(Dataset records)
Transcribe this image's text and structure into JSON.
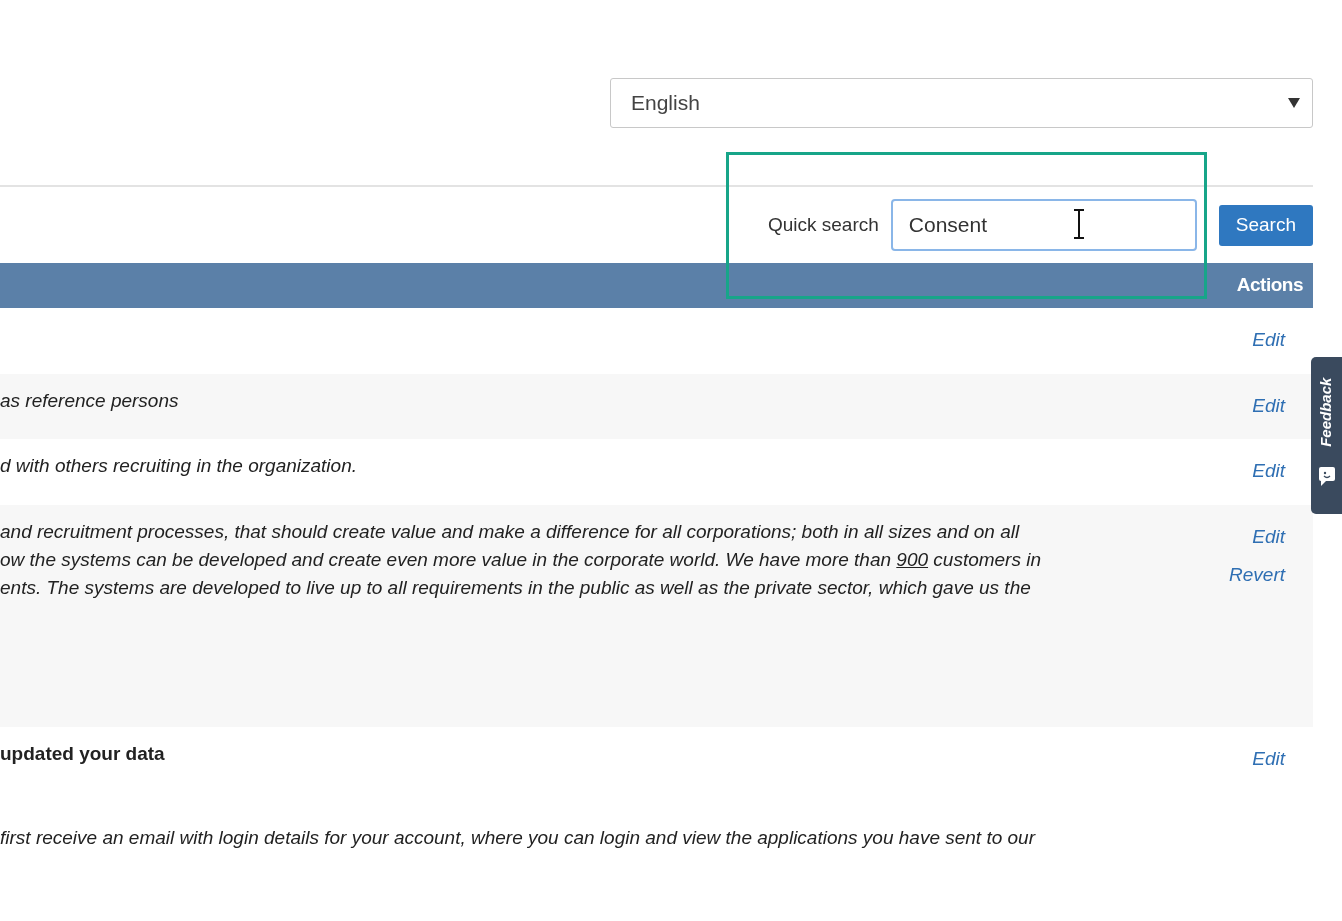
{
  "language_select": {
    "value": "English"
  },
  "quick_search": {
    "label": "Quick search",
    "value": "Consent",
    "button": "Search"
  },
  "table": {
    "columns": [
      {
        "label": "Actions"
      }
    ],
    "rows": [
      {
        "lines": [],
        "actions": [
          "Edit"
        ]
      },
      {
        "lines": [
          {
            "kind": "italic",
            "text": "as reference persons"
          }
        ],
        "actions": [
          "Edit"
        ]
      },
      {
        "lines": [
          {
            "kind": "italic",
            "text": "d with others recruiting in the organization."
          }
        ],
        "actions": [
          "Edit"
        ]
      },
      {
        "lines": [
          {
            "kind": "italic",
            "text": "and recruitment processes, that should create value and make a difference for all corporations; both in all sizes and on all"
          },
          {
            "kind": "italic",
            "parts": [
              {
                "text": "ow the systems can be developed and create even more value in the corporate world. We have more than",
                "underlined": false
              },
              {
                "text": "900",
                "underlined": true
              },
              {
                "text": "customers in",
                "underlined": false
              }
            ]
          },
          {
            "kind": "italic",
            "text": "ents. The systems are developed to live up to all requirements in the public as well as the private sector, which gave us the"
          }
        ],
        "actions": [
          "Edit",
          "Revert"
        ]
      },
      {
        "lines": [
          {
            "kind": "bold",
            "text": "updated your data"
          },
          {
            "kind": "italic",
            "text": "first receive an email with login details for your account, where you can login and view the applications you have sent to our"
          }
        ],
        "actions": [
          "Edit"
        ]
      }
    ]
  },
  "feedback_tab": {
    "label": "Feedback"
  }
}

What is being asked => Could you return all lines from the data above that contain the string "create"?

Result of this exercise =>
            "text": "and recruitment processes, that should create value and make a difference for all corporations; both in all sizes and on all"
                "text": "ow the systems can be developed and create even more value in the corporate world. We have more than",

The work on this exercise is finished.